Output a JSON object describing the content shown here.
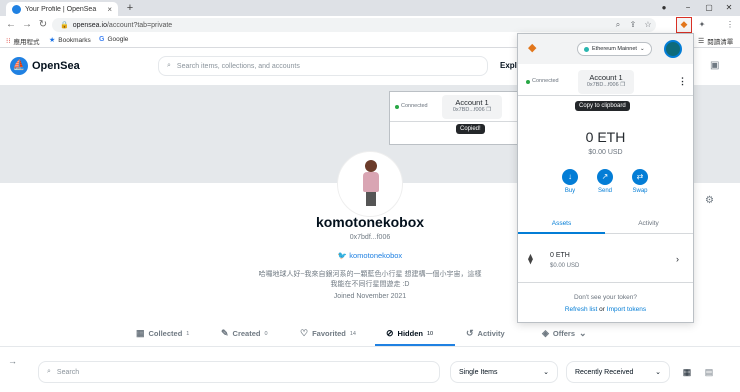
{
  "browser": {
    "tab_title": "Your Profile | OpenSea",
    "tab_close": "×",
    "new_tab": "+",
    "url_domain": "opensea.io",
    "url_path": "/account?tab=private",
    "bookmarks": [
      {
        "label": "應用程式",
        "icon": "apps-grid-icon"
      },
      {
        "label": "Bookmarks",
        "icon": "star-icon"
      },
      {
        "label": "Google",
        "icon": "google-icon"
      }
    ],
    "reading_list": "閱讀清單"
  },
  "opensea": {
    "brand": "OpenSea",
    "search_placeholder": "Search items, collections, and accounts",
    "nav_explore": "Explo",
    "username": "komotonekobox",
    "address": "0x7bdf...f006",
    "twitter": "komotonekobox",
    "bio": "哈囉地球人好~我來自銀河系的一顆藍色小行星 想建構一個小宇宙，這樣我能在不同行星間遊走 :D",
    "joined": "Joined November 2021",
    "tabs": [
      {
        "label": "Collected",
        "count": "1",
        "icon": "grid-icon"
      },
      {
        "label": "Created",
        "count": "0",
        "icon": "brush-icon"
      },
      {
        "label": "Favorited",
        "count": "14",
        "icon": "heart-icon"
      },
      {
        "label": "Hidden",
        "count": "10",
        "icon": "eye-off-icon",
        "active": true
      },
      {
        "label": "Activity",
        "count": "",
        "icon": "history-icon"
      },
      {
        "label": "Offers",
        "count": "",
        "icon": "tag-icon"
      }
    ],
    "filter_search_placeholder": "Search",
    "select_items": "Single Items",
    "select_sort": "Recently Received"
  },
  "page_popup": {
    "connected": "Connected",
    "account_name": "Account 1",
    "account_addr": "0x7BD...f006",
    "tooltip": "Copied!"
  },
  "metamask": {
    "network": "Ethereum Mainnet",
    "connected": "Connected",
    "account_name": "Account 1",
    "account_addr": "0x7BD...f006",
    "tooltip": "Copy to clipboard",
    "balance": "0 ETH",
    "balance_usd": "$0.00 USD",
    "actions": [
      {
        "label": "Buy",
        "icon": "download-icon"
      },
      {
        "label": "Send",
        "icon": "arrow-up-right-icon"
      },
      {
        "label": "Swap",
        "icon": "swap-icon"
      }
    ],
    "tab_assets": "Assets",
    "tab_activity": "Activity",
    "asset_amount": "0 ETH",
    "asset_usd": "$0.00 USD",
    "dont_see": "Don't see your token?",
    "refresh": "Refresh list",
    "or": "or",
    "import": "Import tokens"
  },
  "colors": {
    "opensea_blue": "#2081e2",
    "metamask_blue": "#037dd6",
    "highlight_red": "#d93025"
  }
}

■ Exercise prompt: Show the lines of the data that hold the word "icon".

■ Solution for this problem:
        "icon": "apps-grid-icon"
        "icon": "star-icon"
        "icon": "google-icon"
        "icon": "grid-icon"
        "icon": "brush-icon"
        "icon": "heart-icon"
        "icon": "eye-off-icon",
        "icon": "history-icon"
        "icon": "tag-icon"
        "icon": "download-icon"
        "icon": "arrow-up-right-icon"
        "icon": "swap-icon"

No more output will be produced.